'T' for tanks.
(sorry, couldn't help myself)
But seriously, I'd take it in for one of those 'dip' acid baths.
Last edited by William A; Mar 03, 2014 at 03:25 PM.
Jun 14, 2003, 01:37 PM
Gravity sucks.
mrittinger's Avatar
I called a radiator shop that a hot rodder here reccomended, it's about $75.00 to dip it clean. Sounds fair, as if I got a plastic tank I would have to modify the setup and attachment of the tank, adding to the cost over the $100.oo plastic tank.
I'll try the radiator dipping, and if that doesnt go, I'll buy a newer square tank.
Jun 15, 2003, 03:29 PM
Registered User
The old acid dip treatment will clean it up very well-there is/was a large outfit doing this downriver from us off of Eureka and I-275.

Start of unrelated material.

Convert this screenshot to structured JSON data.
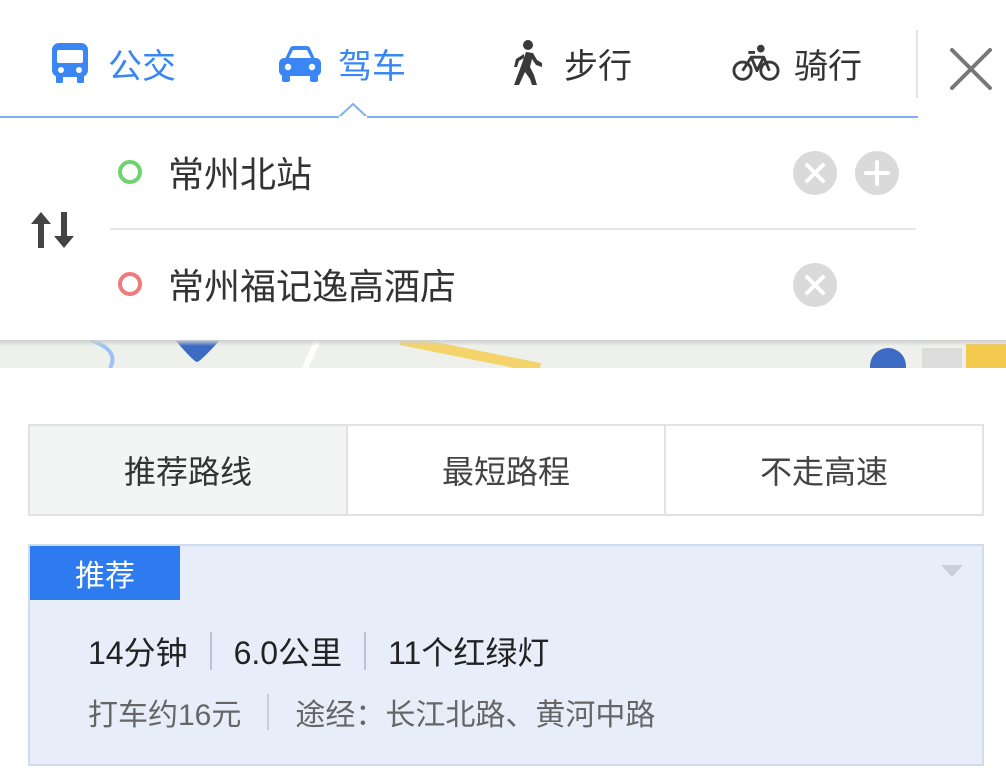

You might also have good luck by filling the tank with antifreeze (old stuff that needs to be recycled, of course) and heating it up to a boil for a few hours.

In any event you will want to go to a good motorcycle shop and get a Tank Kreme kit to coat and seal the insides. Otherwise you'll start to rust up and plug the little galleries and jets in your carbueretors, or if you leave it long enough the tank will rust through.

Dave
Jun 16, 2003, 05:14 AM
Registered User
Mike C's Avatar
I had a tank that had started to rust on an old truck back in the 80's. It kept clogging the fuel filter every 1,000 miles or so. I took the tank off and carried it to a radiator shop. The guy either cut or used a grinder to make a small hole in the top of the tank on one of the corners and cleaned it out. I don't know how he cleaned it, I was just amazed that he cut a hole in the tank and the fumes didn't ignite! After cleaning he brazed the hole shut and it worked great from then until we sold the truck a few years later. It wasn't very expensive, it seems like it was around $40 in 80's money. Good luck
Jun 16, 2003, 10:22 PM
Registered User
The Other Dave's Avatar
Dave Campbell is exactly right about this.

After you get it cleaned out get the tank kreme stuff and seal
the tank off so even if the cleaning doesn't get it all out
it will seal it off.

I have done this on 5 or 6 different cars with great results.

Never had a plugged jet or fuel filter after that.